Beachgoers and birders alike had up-close views of American Oystercatcher behavior. AE chased off any predator that entered her territory, including crows, gulls, and night herons, and her protective nature continues to impress. AE and Archie could not defend against everything; a king tide early in the season brought water across the entire park. The parking lot, trails, and bathrooms all flooded, and everyone prepared for the worst. Luckily, the oystercatcher nest remained dry, perfectly placed on a slightly elevated point. The pair operated as normal and continued exchanging roles in incubation, feeding, and defense.
Soon enough, the first tiny chick popped its little head out from under AE. And the next day, another! The adults brought food to the chicks, defended them from predators, and shielded them from the hot sun. Three days later, a surprise third chick hatched. It didn’t take long for AE, Archie, and three tiny fuzz balls to parade over to a small lagoon to forage.
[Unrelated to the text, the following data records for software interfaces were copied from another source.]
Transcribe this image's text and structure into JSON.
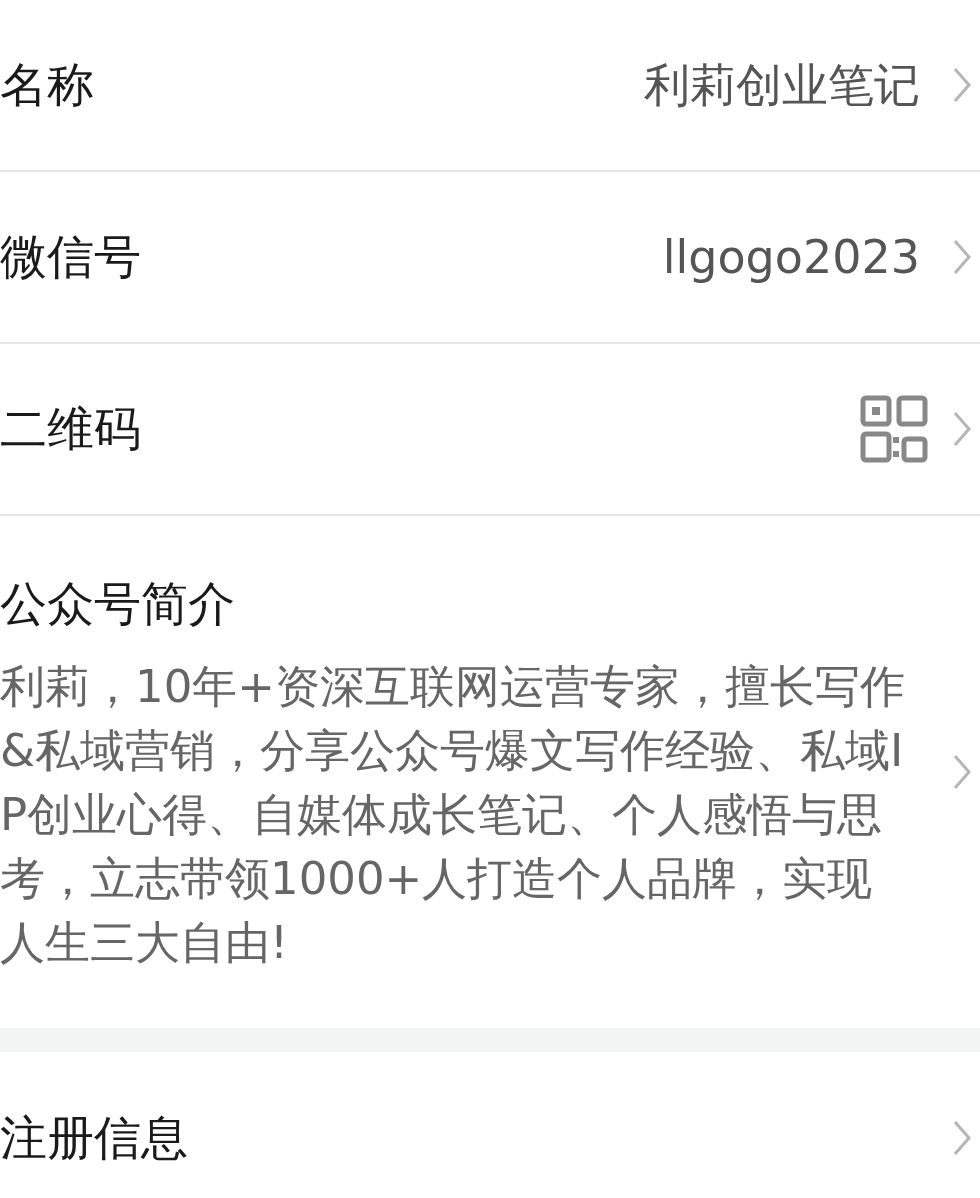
{
  "rows": [
    {
      "kind": "text",
      "label": "名称",
      "value": "利莉创业笔记"
    },
    {
      "kind": "text",
      "label": "微信号",
      "value": "llgogo2023"
    },
    {
      "kind": "qrcode",
      "label": "二维码"
    }
  ],
  "intro": {
    "label": "公众号简介",
    "text": "利莉，10年+资深互联网运营专家，擅长写作&私域营销，分享公众号爆文写作经验、私域IP创业心得、自媒体成长笔记、个人感悟与思考，立志带领1000+人打造个人品牌，实现人生三大自由!"
  },
  "registration": {
    "label": "注册信息"
  }
}
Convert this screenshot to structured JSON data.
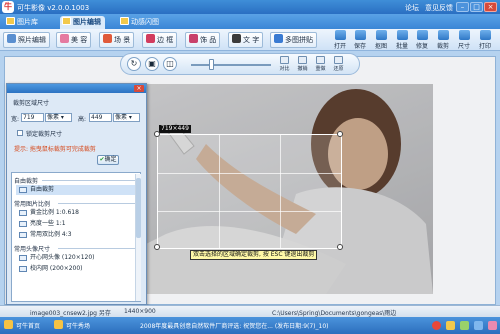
{
  "app": {
    "title": "可牛影像 v2.0.0.1003",
    "links": [
      "论坛",
      "意见反馈"
    ]
  },
  "main_tabs": [
    {
      "label": "图片库",
      "active": false
    },
    {
      "label": "图片编辑",
      "active": true
    },
    {
      "label": "动感闪图",
      "active": false
    }
  ],
  "toolbar": {
    "tools": [
      "照片编辑",
      "美 容",
      "场 景",
      "边 框",
      "饰 品",
      "文 字",
      "多图拼贴"
    ],
    "actions": [
      "打开",
      "保存",
      "抠图",
      "批量",
      "修复",
      "裁剪",
      "尺寸",
      "打印"
    ]
  },
  "canvas_controls": {
    "items": [
      "对比",
      "撤销",
      "重做",
      "还原"
    ]
  },
  "crop_panel": {
    "title": "裁剪区域尺寸",
    "width_label": "宽:",
    "width_value": "719",
    "height_label": "高:",
    "height_value": "449",
    "unit": "像素",
    "lock_ratio_label": "锁定裁剪尺寸",
    "tip": "提示: 拖曳鼠标裁剪可完成裁剪",
    "ok_label": "确定",
    "groups": [
      {
        "title": "自由裁剪",
        "items": [
          "自由裁剪"
        ]
      },
      {
        "title": "常用图片比例",
        "items": [
          "黄金比例 1:0.618",
          "亮度一些 1:1",
          "常用双比例 4:3"
        ]
      },
      {
        "title": "常用头像尺寸",
        "items": [
          "开心网头像 (120×120)",
          "校内网 (200×200)"
        ]
      }
    ],
    "selected_item": "自由裁剪"
  },
  "crop_overlay": {
    "size_label": "719×449",
    "hint": "双击选择的区域确定裁剪, 按 ESC 键退出裁剪"
  },
  "status": {
    "filename": "image003_cnsew2.jpg 另存",
    "dimensions": "1440×900",
    "path": "C:\\Users\\Spring\\Documents\\gongeas\\雨边"
  },
  "bottom": {
    "items": [
      "可牛首页",
      "可牛秀场"
    ],
    "news": "2008年度最具创意自然软件厂商评选: 祝贺您在... (发布日期:9(7)_10)"
  },
  "colors": {
    "accent": "#2a6fc2",
    "panel_bg": "#dde9f6",
    "tip": "#d6481a"
  }
}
The park also created a temporary sanctuary there to give the family refuge from bird photographers (remember to always follow wildlife photography guidelines! Click here to learn more.).
Each day the chicks survived, they grew stronger and more resilient. Guidance on how to best care for the family quickly spread through the park and social media. At just over a month old, bird banders permitted by the FWC drove from across the state to apply leg bands to all three chicks and document this unique success. Using the utmost care, researchers banded the oldest to youngest with red bands and white letters: YA6, YA5, and YA4.
“I’m just so thankful for the partnership with Audubon,” says Ranger Harshbarger. “Of course, we’re all invested here, but we wouldn’t have been able to do it without y’all.”
Audubon celebrates the successful chick family with the park rangers, the FWC, and the Audubon volunteers who have dedicated more than 300 hours this season to educate 1,500 people at the park this season. Are you interested in joining our volunteer flock? Click here.
Story by Abby McKay, South Pinellas County Anchor Steward.